Dataset rows describing interfaces.
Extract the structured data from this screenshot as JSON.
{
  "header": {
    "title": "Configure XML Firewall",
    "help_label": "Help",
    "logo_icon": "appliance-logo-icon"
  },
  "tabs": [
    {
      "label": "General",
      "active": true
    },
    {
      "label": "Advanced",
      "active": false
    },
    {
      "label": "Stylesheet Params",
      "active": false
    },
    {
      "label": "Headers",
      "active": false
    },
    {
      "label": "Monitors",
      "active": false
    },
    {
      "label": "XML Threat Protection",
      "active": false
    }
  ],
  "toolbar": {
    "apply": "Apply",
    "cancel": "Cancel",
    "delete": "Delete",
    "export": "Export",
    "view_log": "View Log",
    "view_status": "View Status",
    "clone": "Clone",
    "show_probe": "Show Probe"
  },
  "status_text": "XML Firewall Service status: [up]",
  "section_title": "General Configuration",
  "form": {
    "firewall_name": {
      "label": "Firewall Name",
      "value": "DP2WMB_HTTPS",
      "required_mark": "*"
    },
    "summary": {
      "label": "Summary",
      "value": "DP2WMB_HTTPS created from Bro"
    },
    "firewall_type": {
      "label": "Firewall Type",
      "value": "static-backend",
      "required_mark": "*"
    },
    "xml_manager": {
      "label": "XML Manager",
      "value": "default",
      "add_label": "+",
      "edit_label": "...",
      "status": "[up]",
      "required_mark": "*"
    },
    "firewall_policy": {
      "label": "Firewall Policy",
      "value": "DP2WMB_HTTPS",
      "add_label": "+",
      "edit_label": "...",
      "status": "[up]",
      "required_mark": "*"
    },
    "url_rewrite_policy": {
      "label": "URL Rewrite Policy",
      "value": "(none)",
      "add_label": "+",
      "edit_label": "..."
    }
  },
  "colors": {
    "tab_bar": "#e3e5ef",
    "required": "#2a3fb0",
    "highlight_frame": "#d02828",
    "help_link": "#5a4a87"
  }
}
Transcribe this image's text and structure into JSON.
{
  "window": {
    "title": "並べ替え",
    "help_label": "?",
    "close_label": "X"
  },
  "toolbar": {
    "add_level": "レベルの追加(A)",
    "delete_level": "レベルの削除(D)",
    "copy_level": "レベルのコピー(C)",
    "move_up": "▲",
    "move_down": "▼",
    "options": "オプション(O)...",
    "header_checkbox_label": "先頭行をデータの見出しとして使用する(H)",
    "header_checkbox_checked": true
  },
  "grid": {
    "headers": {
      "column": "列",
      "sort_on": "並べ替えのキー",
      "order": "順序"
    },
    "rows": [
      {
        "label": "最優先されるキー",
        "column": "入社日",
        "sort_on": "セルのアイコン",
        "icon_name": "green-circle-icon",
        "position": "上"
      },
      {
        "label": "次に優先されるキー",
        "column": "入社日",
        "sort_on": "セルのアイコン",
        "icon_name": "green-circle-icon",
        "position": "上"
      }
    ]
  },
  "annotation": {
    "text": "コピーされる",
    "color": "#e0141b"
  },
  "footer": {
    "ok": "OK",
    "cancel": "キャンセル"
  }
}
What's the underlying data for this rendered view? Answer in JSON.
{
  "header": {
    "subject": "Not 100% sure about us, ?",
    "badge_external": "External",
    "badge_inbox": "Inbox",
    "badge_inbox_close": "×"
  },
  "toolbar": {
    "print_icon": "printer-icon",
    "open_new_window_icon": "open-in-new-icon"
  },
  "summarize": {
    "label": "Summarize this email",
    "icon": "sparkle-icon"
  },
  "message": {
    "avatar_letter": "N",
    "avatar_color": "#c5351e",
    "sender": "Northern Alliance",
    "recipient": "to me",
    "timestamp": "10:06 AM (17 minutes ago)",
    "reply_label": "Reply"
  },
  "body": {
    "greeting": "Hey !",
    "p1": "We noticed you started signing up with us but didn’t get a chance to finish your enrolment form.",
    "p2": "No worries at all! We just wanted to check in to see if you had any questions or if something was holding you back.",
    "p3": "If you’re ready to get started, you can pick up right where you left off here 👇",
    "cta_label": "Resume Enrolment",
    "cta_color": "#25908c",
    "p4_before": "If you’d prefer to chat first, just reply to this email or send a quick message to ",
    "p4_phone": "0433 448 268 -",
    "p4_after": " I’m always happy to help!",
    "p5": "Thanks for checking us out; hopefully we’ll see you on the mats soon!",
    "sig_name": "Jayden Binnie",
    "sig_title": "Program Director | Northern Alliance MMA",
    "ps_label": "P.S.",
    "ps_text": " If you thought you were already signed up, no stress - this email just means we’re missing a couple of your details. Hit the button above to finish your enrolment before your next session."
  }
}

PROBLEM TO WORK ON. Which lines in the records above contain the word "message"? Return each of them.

SOLUTION BELOW.
  "message": {
    "p4_before": "If you’d prefer to chat first, just reply to this email or send a quick message to ",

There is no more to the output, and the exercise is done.